Electrical Stimulation Therapy (est) of the Lower Esophageal Sphincter (LES) – Emerging Treatment for Preventing GERD in Achalasia Patients Treated With Les Mytomy

Objective of the technology or device – EST of LES is an effective treatment for GERD (Am J Gastro 2011; 106: S6). Chronic LES-EST improves LES pressure, reduces esophageal acid exposure and improves symptoms in GERD patients. Our objective was to see if LES-EST can control GERD in a patient treated with Heller myotomy who developed severe GERD due to failed fundoplication.

Description of the technology and method of its use or application – EndoStim LES stimulation system (EndoStim BV, The Hague, Netherlands) consists of bipolar stitch electrodes, an implantable pulse generator (IPG) and a programmer for wireless programming of the device. Patient was a 32 y/o Caucasian female with 15 year history of achalasia, treated 10 years ago with Heller myotomy with partial fundoplication. For the last 5 years patient had significant reflux due to the failure of her wrap that was uncontrolled with supramaximal medical therapy (Omeprazole 80-100mg in divided doses). Esophageal manometry showed Type-II achalasia and pH testing showed free reflux with poor clearance. After IRB approval for humanitarian use, the patient underwent EndoStim implant . Laparoscopy revealed loose fundoplication with visible sutures. The wrap was carefully dissected exposing the right anterior surface of the LES. Bipolar stitch electrodes were laparoscopically placed in the muscularis propria of the LES and the IPG was placed subcutaneously in the anterior abdominal wall. EST at 20 Hz, 215usec, 5 mAmp in 30 minutes sessions was delivered in cyclic mode every 2 hours starting on day 1 post-implant. The patient was evaluated using GERD-HRQL, symptom diaries, esophageal pH and high resolution manometry at baseline and follow-up.
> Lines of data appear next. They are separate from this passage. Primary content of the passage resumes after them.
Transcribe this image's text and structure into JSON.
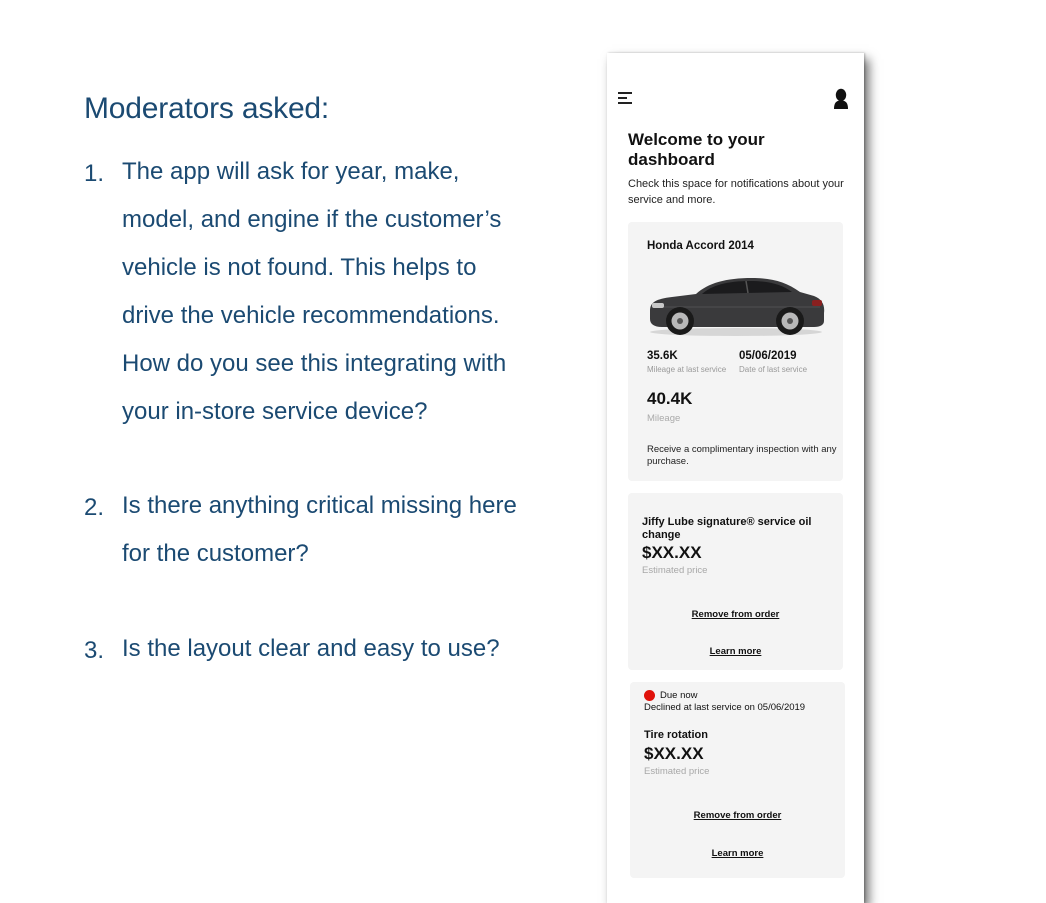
{
  "slide": {
    "title": "Moderators asked:",
    "questions": [
      {
        "num": "1.",
        "lines": [
          "The app will ask for year, make,",
          "model, and engine if the customer’s",
          "vehicle is not found. This helps to",
          "drive the vehicle recommendations.",
          "How do you see this integrating with",
          "your in-store service device?"
        ]
      },
      {
        "num": "2.",
        "lines": [
          "Is there anything critical missing here",
          "for the customer?"
        ]
      },
      {
        "num": "3.",
        "lines": [
          "Is the layout clear and easy to use?"
        ]
      }
    ]
  },
  "app": {
    "icons": {
      "menu": "menu-icon",
      "profile": "user-silhouette-icon"
    },
    "welcome_title": "Welcome to your dashboard",
    "welcome_subtitle": "Check this space for notifications about your service and more.",
    "vehicle_card": {
      "vehicle_name": "Honda Accord 2014",
      "mileage_last_service": "35.6K",
      "mileage_last_service_label": "Mileage at last service",
      "date_last_service": "05/06/2019",
      "date_last_service_label": "Date of last service",
      "mileage": "40.4K",
      "mileage_label": "Mileage",
      "promo": "Receive a complimentary inspection with any purchase."
    },
    "oil_change_card": {
      "service_name": "Jiffy Lube signature® service oil change",
      "price": "$XX.XX",
      "price_label": "Estimated price",
      "remove_label": "Remove from order",
      "learn_more_label": "Learn more"
    },
    "tire_card": {
      "status": "Due now",
      "status_color": "#e0120b",
      "declined_note": "Declined at last service on 05/06/2019",
      "service_name": "Tire rotation",
      "price": "$XX.XX",
      "price_label": "Estimated price",
      "remove_label": "Remove from order",
      "learn_more_label": "Learn more"
    }
  },
  "colors": {
    "slide_text": "#1b4a72",
    "card_background": "#f4f4f4",
    "due_dot": "#e0120b"
  }
}
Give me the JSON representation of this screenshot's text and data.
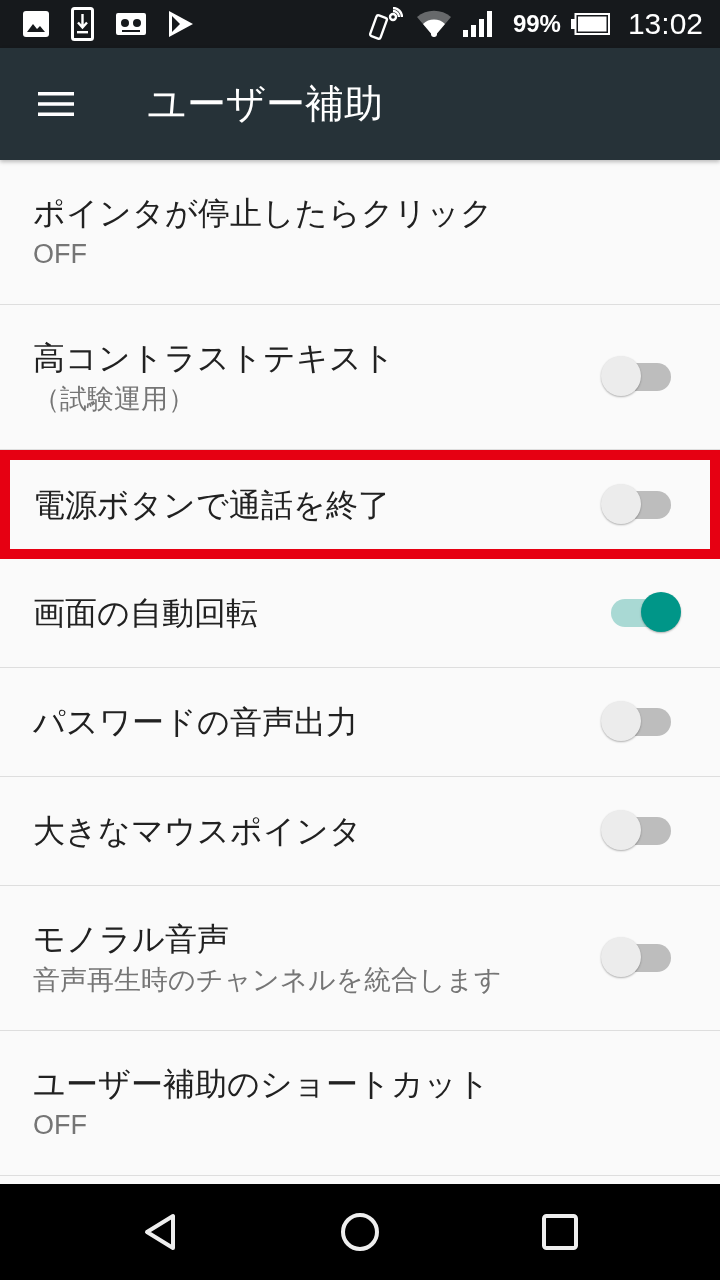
{
  "status_bar": {
    "battery_percent": "99%",
    "time": "13:02"
  },
  "app_bar": {
    "title": "ユーザー補助"
  },
  "settings": [
    {
      "kind": "text",
      "title": "ポインタが停止したらクリック",
      "summary": "OFF",
      "highlighted": false
    },
    {
      "kind": "switch",
      "title": "高コントラストテキスト",
      "summary": "（試験運用）",
      "on": false,
      "highlighted": false
    },
    {
      "kind": "switch",
      "title": "電源ボタンで通話を終了",
      "on": false,
      "highlighted": true
    },
    {
      "kind": "switch",
      "title": "画面の自動回転",
      "on": true,
      "highlighted": false
    },
    {
      "kind": "switch",
      "title": "パスワードの音声出力",
      "on": false,
      "highlighted": false
    },
    {
      "kind": "switch",
      "title": "大きなマウスポインタ",
      "on": false,
      "highlighted": false
    },
    {
      "kind": "switch",
      "title": "モノラル音声",
      "summary": "音声再生時のチャンネルを統合します",
      "on": false,
      "highlighted": false
    },
    {
      "kind": "text",
      "title": "ユーザー補助のショートカット",
      "summary": "OFF",
      "highlighted": false
    }
  ]
}
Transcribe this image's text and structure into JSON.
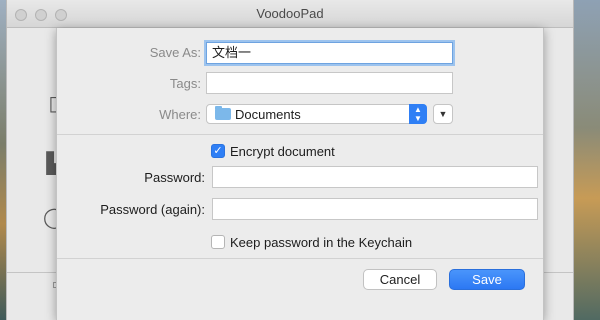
{
  "window": {
    "title": "VoodooPad"
  },
  "sheet": {
    "save_as_label": "Save As:",
    "save_as_value": "文档一",
    "tags_label": "Tags:",
    "tags_value": "",
    "where_label": "Where:",
    "where_value": "Documents",
    "encrypt_label": "Encrypt document",
    "encrypt_checked": true,
    "password_label": "Password:",
    "password_value": "",
    "password_again_label": "Password (again):",
    "password_again_value": "",
    "keychain_label": "Keep password in the Keychain",
    "keychain_checked": false,
    "cancel_label": "Cancel",
    "save_label": "Save"
  },
  "icons": {
    "where_folder": "folder-icon",
    "where_stepper": "up-down-chevron-icon",
    "expand": "chevron-down-icon",
    "encrypt_check": "checkmark-icon"
  },
  "colors": {
    "accent": "#2f7ff5",
    "focus_ring": "#9cc3ee"
  }
}
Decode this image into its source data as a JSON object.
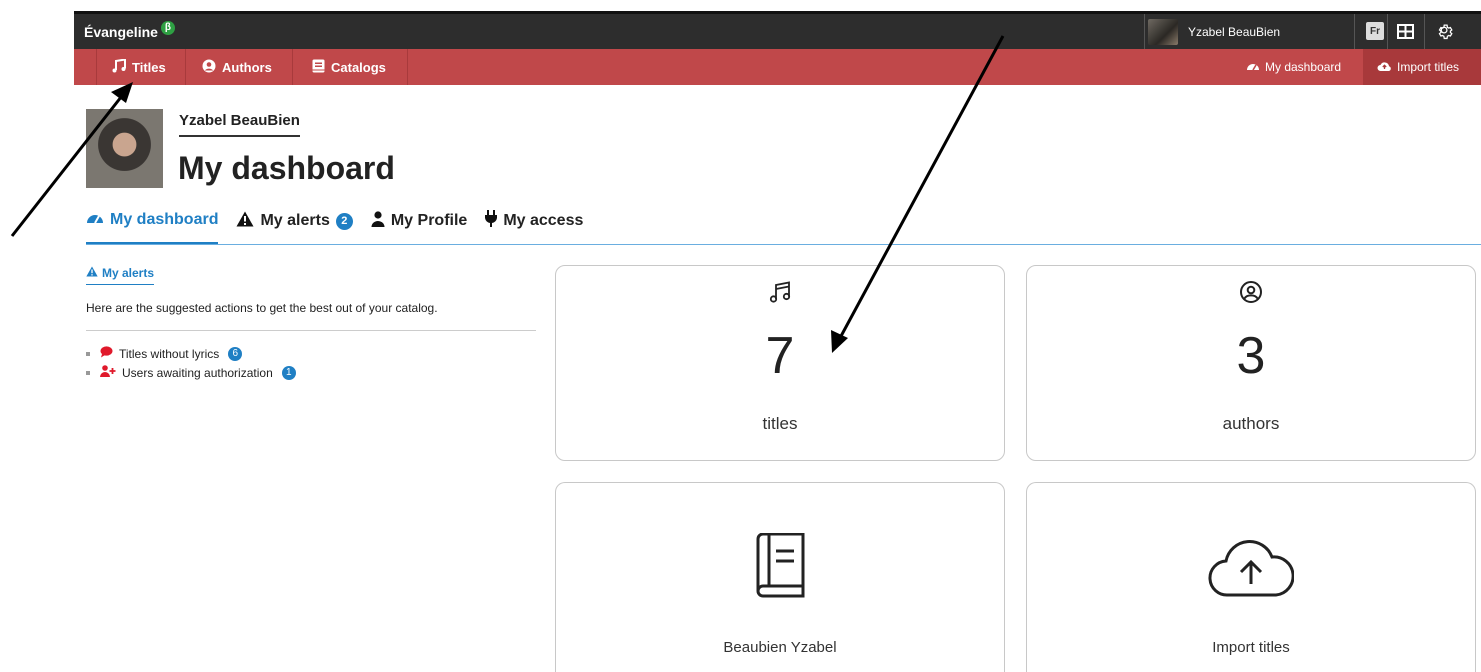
{
  "topbar": {
    "brand": "Évangeline",
    "beta": "β",
    "user_name": "Yzabel BeauBien",
    "lang": "Fr"
  },
  "nav": {
    "items": [
      {
        "label": "Titles",
        "icon": "music-icon"
      },
      {
        "label": "Authors",
        "icon": "user-circle-icon"
      },
      {
        "label": "Catalogs",
        "icon": "book-icon"
      }
    ],
    "right": [
      {
        "label": "My dashboard",
        "icon": "dashboard-icon"
      },
      {
        "label": "Import titles",
        "icon": "cloud-upload-icon"
      }
    ]
  },
  "header": {
    "user_name": "Yzabel BeauBien",
    "title": "My dashboard"
  },
  "tabs": [
    {
      "label": "My dashboard",
      "icon": "dashboard-icon",
      "active": true
    },
    {
      "label": "My alerts",
      "icon": "warning-icon",
      "badge": "2"
    },
    {
      "label": "My Profile",
      "icon": "user-icon"
    },
    {
      "label": "My access",
      "icon": "plug-icon"
    }
  ],
  "alerts": {
    "heading": "My alerts",
    "description": "Here are the suggested actions to get the best out of your catalog.",
    "items": [
      {
        "label": "Titles without lyrics",
        "badge": "6",
        "icon": "comment-icon"
      },
      {
        "label": "Users awaiting authorization",
        "badge": "1",
        "icon": "user-plus-icon"
      }
    ]
  },
  "cards": {
    "titles": {
      "count": "7",
      "label": "titles",
      "icon": "music-icon"
    },
    "authors": {
      "count": "3",
      "label": "authors",
      "icon": "user-circle-icon"
    },
    "catalog": {
      "label": "Beaubien Yzabel",
      "icon": "book-icon"
    },
    "import": {
      "label": "Import titles",
      "icon": "cloud-upload-icon"
    }
  },
  "colors": {
    "topbar": "#2d2d2d",
    "navbar": "#c0484a",
    "accent": "#1f7fc4",
    "beta": "#2ea043"
  }
}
Preliminary results– The patient had an uneventful recovery and was discharged home on post-op day 2 on omeprazole 20mg qd. At 3-weeks follow-up patient reported significant improvement, with her GERD symptoms controlled on PRN antacids without the need for omeprazole. GERD-HRQL at 3-week follow-up was 11 (baseline HRQL on PPI=31 and off-PPI=42); 4 points on her GERD-HRQL were attributable to her dysphagia due to achalasia (no change in GERD-HRQL dysphagia score compared to baseline). Patient’s high-resolution manometry at 3-week follow-up revealed LES end-expiratory pressure of 7.7mm Hg (baseline 2.8) and mean pressure of 14mm Hg (baseline 5.8). There was no change in body manometry with100% aperistaltic swallows both at baseline and 3-week follow-up. Patient’s esophageal pH<4.0 measured using tube pH improved from 39% at baseline to 0% at 3 week follow-up.

Conclusions / future directions – These very preliminary results suggest that LES-EST may be effective in preventing post-myotomy GERD in patients with Achalasia. LES-EST may have an important role in both primary treatment of Achalasia in combination with an LES myotomy and those that develop GERD post-myotomy due to failure of their fundoplication. This patient also establishes the technical feasibility of EndoStim lead implant in patient with fundoplication failure and maybe a less invasive option for GERD patient needing redo-fundoplication. Additional patients with these conditions will be studied to conclusively establish the role of LES-EST in patients with Achalasia and fundoplication failure.

« Return to SAGES 2012 abstract archive

Reset A Lost Password